## WHAT TO PRODUCE
Which lines of the material contain the word "items"? Show each one.

## RECORDS TO USE
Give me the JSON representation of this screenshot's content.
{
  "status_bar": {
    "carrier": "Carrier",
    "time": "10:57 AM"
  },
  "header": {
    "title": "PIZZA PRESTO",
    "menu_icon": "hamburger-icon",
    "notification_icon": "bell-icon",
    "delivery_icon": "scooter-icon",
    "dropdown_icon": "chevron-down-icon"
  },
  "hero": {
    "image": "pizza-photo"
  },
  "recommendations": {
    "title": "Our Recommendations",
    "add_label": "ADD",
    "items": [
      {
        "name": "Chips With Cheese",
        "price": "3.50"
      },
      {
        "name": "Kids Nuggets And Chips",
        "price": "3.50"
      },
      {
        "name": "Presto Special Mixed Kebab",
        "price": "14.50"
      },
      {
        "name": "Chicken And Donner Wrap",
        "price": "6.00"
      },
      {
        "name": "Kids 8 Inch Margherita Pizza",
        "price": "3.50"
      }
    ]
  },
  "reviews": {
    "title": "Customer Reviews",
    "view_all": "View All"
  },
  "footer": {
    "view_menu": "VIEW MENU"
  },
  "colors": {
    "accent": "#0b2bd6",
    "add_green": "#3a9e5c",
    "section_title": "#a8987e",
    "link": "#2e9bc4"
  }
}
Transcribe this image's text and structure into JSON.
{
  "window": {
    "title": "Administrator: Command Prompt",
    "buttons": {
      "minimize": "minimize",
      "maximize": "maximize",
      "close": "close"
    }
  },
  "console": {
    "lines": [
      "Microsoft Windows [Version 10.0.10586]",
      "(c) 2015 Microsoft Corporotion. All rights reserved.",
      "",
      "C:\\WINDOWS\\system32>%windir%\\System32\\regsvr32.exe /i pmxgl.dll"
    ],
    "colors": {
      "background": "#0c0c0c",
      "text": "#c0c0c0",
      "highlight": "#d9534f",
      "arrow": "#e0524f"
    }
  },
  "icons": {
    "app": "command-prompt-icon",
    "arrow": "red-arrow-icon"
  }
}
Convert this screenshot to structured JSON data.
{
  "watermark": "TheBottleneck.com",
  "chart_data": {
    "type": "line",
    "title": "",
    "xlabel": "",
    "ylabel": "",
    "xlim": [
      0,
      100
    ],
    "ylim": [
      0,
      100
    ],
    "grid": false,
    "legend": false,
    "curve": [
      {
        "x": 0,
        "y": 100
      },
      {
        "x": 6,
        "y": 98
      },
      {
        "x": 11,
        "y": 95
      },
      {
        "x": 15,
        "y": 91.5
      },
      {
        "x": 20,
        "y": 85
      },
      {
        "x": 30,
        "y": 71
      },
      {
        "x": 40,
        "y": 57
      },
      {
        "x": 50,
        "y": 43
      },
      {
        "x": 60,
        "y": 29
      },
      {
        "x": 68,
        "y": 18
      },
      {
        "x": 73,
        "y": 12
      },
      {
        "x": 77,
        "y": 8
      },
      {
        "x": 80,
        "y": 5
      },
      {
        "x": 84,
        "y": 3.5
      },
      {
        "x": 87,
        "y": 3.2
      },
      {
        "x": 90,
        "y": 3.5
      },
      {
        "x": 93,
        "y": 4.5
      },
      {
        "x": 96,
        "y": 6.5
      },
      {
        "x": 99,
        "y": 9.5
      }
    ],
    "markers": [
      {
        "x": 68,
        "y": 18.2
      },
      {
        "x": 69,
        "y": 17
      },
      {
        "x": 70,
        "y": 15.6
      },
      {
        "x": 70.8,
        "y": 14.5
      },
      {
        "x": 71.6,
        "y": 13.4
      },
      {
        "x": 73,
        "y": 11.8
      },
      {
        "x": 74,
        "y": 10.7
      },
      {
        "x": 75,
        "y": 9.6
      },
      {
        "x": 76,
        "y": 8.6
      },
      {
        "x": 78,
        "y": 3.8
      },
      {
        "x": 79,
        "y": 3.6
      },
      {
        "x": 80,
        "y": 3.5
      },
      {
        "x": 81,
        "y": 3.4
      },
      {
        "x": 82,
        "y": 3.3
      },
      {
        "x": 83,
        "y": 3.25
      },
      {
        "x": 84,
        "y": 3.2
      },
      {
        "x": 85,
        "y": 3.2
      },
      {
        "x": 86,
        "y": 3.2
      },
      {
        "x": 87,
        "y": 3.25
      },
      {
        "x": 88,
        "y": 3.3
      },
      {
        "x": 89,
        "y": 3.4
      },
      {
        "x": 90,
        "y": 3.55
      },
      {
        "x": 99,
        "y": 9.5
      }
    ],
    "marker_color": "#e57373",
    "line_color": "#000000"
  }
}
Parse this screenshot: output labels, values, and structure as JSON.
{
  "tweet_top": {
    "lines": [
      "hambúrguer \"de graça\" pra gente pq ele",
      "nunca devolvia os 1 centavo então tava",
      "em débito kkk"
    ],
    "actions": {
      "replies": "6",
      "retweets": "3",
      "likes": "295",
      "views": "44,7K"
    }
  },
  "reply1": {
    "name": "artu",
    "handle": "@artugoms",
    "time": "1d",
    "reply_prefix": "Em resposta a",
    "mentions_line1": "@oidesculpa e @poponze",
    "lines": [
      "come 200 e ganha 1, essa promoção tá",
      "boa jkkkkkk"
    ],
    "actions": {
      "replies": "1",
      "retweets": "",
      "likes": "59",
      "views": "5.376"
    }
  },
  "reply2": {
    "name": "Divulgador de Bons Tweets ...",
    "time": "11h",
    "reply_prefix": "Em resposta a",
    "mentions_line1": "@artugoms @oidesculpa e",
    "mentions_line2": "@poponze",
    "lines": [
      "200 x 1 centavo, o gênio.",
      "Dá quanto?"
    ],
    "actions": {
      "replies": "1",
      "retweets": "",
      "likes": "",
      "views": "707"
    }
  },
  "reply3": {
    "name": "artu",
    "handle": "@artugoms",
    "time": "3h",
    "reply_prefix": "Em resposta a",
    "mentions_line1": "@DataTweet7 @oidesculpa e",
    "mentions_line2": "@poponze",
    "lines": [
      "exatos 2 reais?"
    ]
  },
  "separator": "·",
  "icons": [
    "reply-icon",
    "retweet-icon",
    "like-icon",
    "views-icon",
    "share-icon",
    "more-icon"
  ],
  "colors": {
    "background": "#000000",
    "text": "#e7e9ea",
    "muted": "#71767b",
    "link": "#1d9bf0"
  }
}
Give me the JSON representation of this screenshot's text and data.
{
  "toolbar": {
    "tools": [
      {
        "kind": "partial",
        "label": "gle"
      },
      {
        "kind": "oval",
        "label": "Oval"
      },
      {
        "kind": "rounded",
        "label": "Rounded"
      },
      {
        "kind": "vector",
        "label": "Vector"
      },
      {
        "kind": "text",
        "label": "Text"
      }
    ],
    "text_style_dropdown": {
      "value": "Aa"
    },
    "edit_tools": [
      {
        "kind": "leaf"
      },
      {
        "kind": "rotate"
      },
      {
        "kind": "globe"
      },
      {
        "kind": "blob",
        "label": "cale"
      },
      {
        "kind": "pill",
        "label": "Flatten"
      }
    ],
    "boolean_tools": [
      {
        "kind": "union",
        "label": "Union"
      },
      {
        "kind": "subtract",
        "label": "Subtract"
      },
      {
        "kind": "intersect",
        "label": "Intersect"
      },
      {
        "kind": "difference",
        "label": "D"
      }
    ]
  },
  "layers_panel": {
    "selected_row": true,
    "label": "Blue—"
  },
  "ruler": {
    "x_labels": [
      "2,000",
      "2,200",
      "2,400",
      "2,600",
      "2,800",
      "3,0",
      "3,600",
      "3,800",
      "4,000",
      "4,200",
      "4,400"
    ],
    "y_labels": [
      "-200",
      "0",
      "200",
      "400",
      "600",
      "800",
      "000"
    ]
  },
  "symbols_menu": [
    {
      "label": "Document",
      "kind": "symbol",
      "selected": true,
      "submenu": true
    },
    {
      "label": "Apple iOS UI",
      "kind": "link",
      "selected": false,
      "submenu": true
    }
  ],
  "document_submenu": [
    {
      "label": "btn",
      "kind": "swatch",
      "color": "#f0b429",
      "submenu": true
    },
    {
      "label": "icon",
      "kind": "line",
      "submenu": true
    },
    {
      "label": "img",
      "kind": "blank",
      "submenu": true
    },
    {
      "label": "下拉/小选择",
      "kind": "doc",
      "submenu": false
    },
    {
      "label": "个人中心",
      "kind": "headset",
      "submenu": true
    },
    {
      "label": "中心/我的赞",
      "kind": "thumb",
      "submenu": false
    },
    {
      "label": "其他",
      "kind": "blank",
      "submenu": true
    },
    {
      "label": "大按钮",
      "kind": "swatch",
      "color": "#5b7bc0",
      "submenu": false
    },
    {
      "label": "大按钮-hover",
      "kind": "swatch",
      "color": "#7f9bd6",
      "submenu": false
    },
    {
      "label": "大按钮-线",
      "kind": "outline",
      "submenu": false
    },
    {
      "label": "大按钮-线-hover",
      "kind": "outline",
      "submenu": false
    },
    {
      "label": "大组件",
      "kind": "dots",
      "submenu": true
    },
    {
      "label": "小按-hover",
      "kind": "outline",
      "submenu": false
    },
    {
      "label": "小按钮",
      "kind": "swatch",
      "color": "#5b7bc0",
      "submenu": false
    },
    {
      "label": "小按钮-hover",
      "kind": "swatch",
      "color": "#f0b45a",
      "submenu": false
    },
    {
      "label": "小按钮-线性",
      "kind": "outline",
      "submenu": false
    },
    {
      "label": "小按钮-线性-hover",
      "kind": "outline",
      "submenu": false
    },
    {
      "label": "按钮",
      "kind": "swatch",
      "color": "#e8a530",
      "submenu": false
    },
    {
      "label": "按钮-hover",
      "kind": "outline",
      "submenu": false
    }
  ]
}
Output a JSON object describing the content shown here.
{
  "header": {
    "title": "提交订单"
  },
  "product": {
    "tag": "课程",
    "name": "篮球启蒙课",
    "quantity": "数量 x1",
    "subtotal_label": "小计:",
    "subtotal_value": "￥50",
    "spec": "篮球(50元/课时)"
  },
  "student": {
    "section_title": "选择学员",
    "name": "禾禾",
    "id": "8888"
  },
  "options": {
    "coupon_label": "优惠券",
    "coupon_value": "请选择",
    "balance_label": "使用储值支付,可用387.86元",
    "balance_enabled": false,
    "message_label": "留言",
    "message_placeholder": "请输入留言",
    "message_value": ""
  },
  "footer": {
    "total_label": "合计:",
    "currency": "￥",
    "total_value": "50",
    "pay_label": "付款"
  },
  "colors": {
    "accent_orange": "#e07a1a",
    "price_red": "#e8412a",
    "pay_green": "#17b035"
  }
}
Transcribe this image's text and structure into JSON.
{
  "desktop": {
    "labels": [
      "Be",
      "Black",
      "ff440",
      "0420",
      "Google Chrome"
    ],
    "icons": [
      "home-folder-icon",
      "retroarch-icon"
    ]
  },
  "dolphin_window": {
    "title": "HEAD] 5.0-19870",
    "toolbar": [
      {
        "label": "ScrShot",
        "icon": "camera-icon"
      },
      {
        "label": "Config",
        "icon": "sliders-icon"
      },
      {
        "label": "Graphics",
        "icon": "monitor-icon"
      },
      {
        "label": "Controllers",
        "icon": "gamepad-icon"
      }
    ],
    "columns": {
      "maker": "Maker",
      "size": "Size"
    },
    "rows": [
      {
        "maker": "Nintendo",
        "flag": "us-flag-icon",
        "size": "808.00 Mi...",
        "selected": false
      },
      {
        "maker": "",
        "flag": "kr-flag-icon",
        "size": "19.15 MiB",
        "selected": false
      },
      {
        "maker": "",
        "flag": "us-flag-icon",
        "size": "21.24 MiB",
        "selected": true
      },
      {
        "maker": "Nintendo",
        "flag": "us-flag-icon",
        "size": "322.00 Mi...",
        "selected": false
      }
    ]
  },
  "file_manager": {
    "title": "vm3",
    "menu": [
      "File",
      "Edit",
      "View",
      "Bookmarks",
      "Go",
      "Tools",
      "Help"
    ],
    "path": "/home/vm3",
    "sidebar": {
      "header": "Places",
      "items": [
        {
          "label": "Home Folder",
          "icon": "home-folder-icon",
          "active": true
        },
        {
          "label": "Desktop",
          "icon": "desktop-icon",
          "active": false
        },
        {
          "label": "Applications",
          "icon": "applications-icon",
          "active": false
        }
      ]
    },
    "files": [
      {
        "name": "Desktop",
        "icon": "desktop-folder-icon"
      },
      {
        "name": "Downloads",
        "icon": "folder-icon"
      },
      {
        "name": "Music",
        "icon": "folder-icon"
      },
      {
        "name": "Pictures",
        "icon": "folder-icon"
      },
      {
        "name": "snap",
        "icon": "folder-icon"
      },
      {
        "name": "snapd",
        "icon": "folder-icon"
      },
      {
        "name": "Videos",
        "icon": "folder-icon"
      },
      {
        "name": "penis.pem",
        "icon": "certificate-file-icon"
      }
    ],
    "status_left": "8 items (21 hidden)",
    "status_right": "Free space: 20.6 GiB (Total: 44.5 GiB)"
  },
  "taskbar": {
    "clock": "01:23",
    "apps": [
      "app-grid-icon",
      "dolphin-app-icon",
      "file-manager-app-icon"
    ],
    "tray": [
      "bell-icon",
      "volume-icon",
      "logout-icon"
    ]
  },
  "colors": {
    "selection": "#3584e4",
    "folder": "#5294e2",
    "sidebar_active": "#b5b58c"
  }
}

## EXERCISE SOLUTION
    "items": [
      "items": [
    "status_left": "8 items (21 hidden)",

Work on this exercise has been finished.